“A new long Covid study based on the experiences of nearly 100,000 participants provides powerful evidence that many people do not fully recover months after being infected with the coronavirus,” Frances Stead Sellers writes over at The Washington Post. “The Scottish study found that between six and 18 months after infection, 1 in 20 people had not recovered and 42 percent reported partial recovery. There were some reassuring aspects to the results: People with asymptomatic infections are unlikely to suffer long-term effects, and vaccination appears to offer some protection. … ‘It’s one more well-conducted, population-level study showing that we should be extremely concerned about the current numbers of acute infections,’ said David Putrino, director of rehabilitation innovation for the Mount Sinai Health System in New York. ‘We are in trouble.’ Jill Pell, a professor of public health at the University of Glasgow who led the research, emphasized that the study revealed the wide-ranging impact of long Covid on people’s lives. ‘There are lots of different impacts going beyond health to quality of life, employment, schooling and the ability to look after yourself,’ she said. The paper, published Wednesday in Nature Communications, represents the first findings of an ongoing study into long Covid — the Long-CISS (Covid in Scotland Study). The range of reported symptoms and inability to provide a prognosis for patients have perplexed long-Covid researchers, even as the breadth of the challenge has become clearer. Between 7 million and 23 million Americans — including 1 million who can no longer work — are suffering from the long-term effects of infection with the virus, according to government estimates. Those numbers are expected to rise as Covid becomes an endemic disease.” Frances Stead Sellers, “Long Covid plagues 1 in 20 people more than six months after infection,” The Washington Post.

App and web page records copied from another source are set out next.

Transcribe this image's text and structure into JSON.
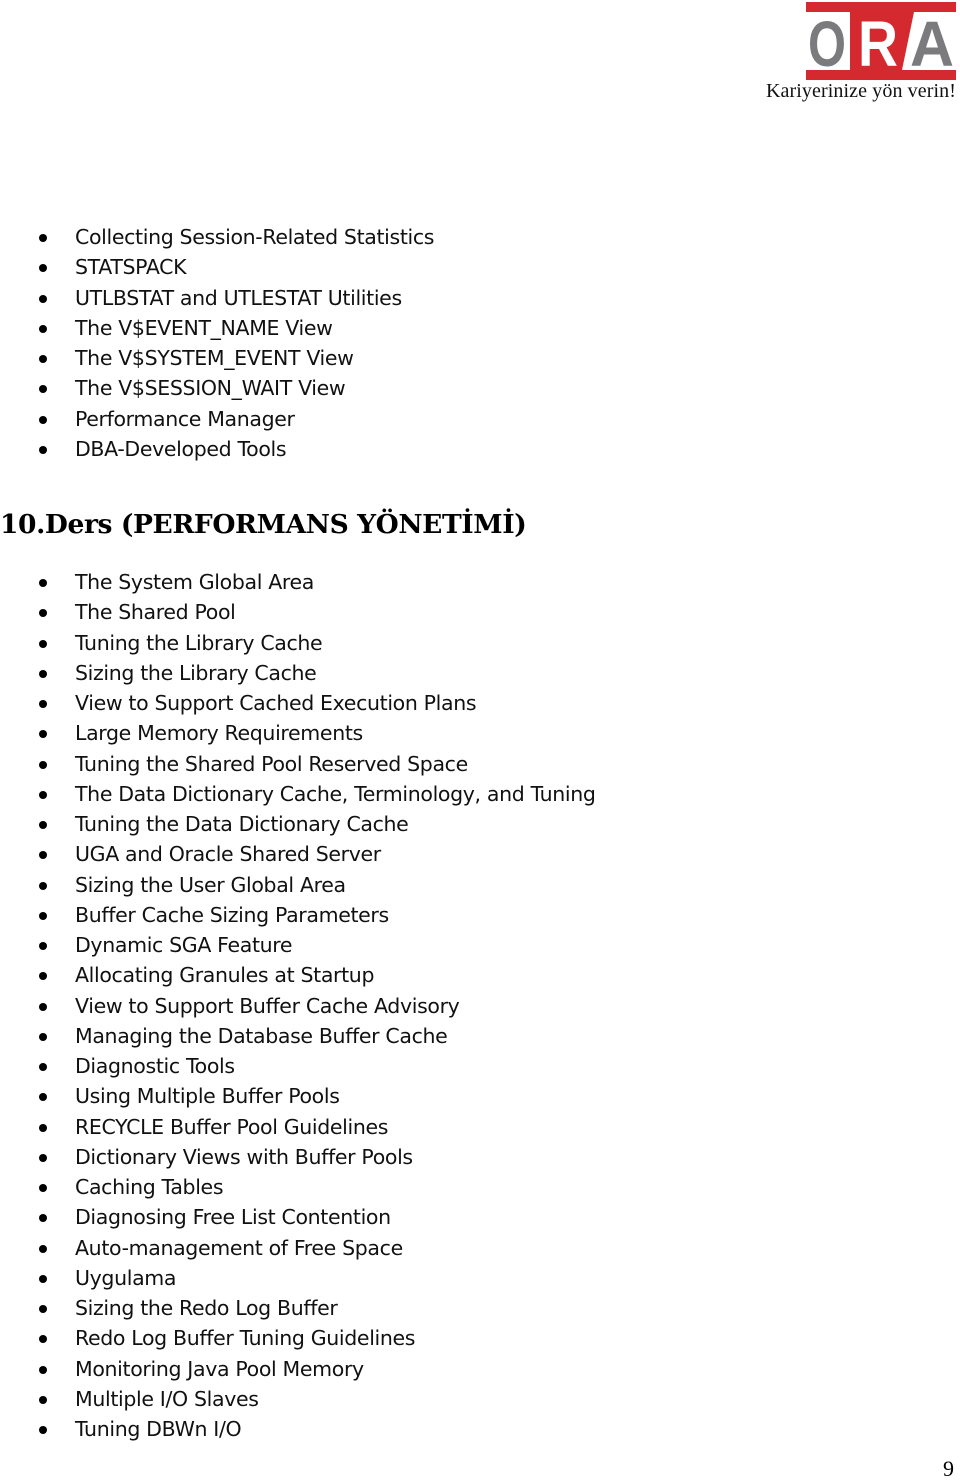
{
  "header": {
    "logo_text": "ORA",
    "logo_letters": [
      "O",
      "R",
      "A"
    ],
    "tagline": "Kariyerinize yön verin!",
    "colors": {
      "brand_red": "#d42a2f",
      "brand_gray": "#7b7b7e",
      "white": "#ffffff"
    }
  },
  "section_1": {
    "items": [
      "Collecting Session-Related Statistics",
      "STATSPACK",
      "UTLBSTAT and UTLESTAT Utilities",
      "The V$EVENT_NAME View",
      "The V$SYSTEM_EVENT View",
      "The V$SESSION_WAIT View",
      "Performance Manager",
      "DBA-Developed Tools"
    ]
  },
  "section_2": {
    "heading": "10.Ders (PERFORMANS YÖNETİMİ)",
    "items": [
      "The System Global Area",
      "The Shared Pool",
      "Tuning the Library Cache",
      "Sizing the Library Cache",
      "View to Support Cached Execution Plans",
      "Large Memory Requirements",
      "Tuning the Shared Pool Reserved Space",
      "The Data Dictionary Cache, Terminology, and Tuning",
      "Tuning the Data Dictionary Cache",
      "UGA and Oracle Shared Server",
      "Sizing the User Global Area",
      "Buffer Cache Sizing Parameters",
      "Dynamic SGA Feature",
      "Allocating Granules at Startup",
      "View to Support Buffer Cache Advisory",
      "Managing the Database Buffer Cache",
      "Diagnostic Tools",
      "Using Multiple Buffer Pools",
      "RECYCLE Buffer Pool Guidelines",
      "Dictionary Views with Buffer Pools",
      "Caching Tables",
      "Diagnosing Free List Contention",
      "Auto-management of Free Space",
      "Uygulama",
      "Sizing the Redo Log Buffer",
      "Redo Log Buffer Tuning Guidelines",
      "Monitoring Java Pool Memory",
      "Multiple I/O Slaves",
      "Tuning DBWn I/O"
    ]
  },
  "footer": {
    "page_number": "9"
  }
}
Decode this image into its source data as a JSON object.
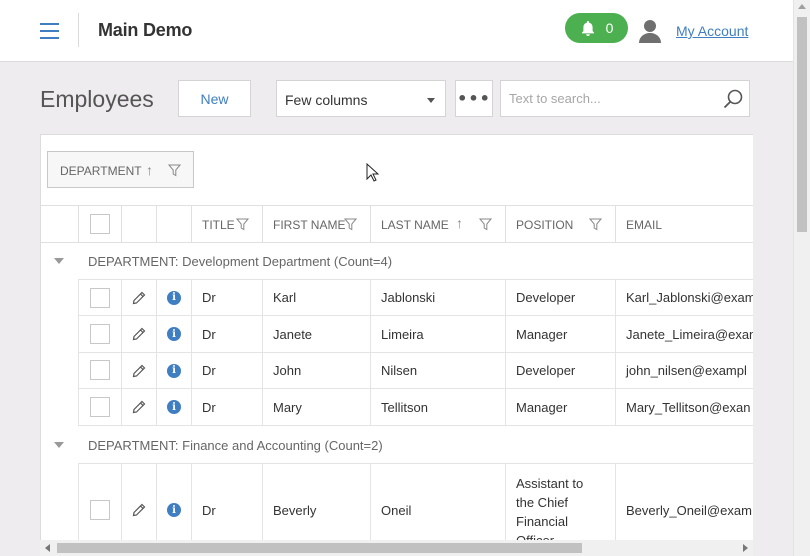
{
  "header": {
    "app_title": "Main Demo",
    "notification_count": "0",
    "account_label": "My Account"
  },
  "toolbar": {
    "page_title": "Employees",
    "new_label": "New",
    "columns_select_value": "Few columns",
    "more_label": "•••",
    "search_placeholder": "Text to search..."
  },
  "grid": {
    "group_panel_label": "DEPARTMENT",
    "columns": [
      "TITLE",
      "FIRST NAME",
      "LAST NAME",
      "POSITION",
      "EMAIL"
    ],
    "groups": [
      {
        "label": "DEPARTMENT: Development Department (Count=4)",
        "rows": [
          {
            "title": "Dr",
            "first": "Karl",
            "last": "Jablonski",
            "position": "Developer",
            "email": "Karl_Jablonski@exam"
          },
          {
            "title": "Dr",
            "first": "Janete",
            "last": "Limeira",
            "position": "Manager",
            "email": "Janete_Limeira@exan"
          },
          {
            "title": "Dr",
            "first": "John",
            "last": "Nilsen",
            "position": "Developer",
            "email": "john_nilsen@exampl"
          },
          {
            "title": "Dr",
            "first": "Mary",
            "last": "Tellitson",
            "position": "Manager",
            "email": "Mary_Tellitson@exan"
          }
        ]
      },
      {
        "label": "DEPARTMENT: Finance and Accounting (Count=2)",
        "rows": [
          {
            "title": "Dr",
            "first": "Beverly",
            "last": "Oneil",
            "position": "Assistant to the Chief Financial Officer",
            "email": "Beverly_Oneil@exam"
          }
        ]
      }
    ]
  },
  "colors": {
    "accent": "#3f7ec1",
    "notification_badge": "#4caf50"
  },
  "icons": [
    "menu-icon",
    "bell-icon",
    "user-icon",
    "search-icon",
    "filter-icon",
    "sort-asc-icon",
    "pencil-icon",
    "info-icon",
    "collapse-triangle-icon"
  ]
}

Jeanne Pinder is the founder and CEO of ClearHealthCosts. She worked at The New York Times for almost 25 years as a reporter, editor and human resources executive, then volunteered for a buyout and founded... More by Jeanne Pinder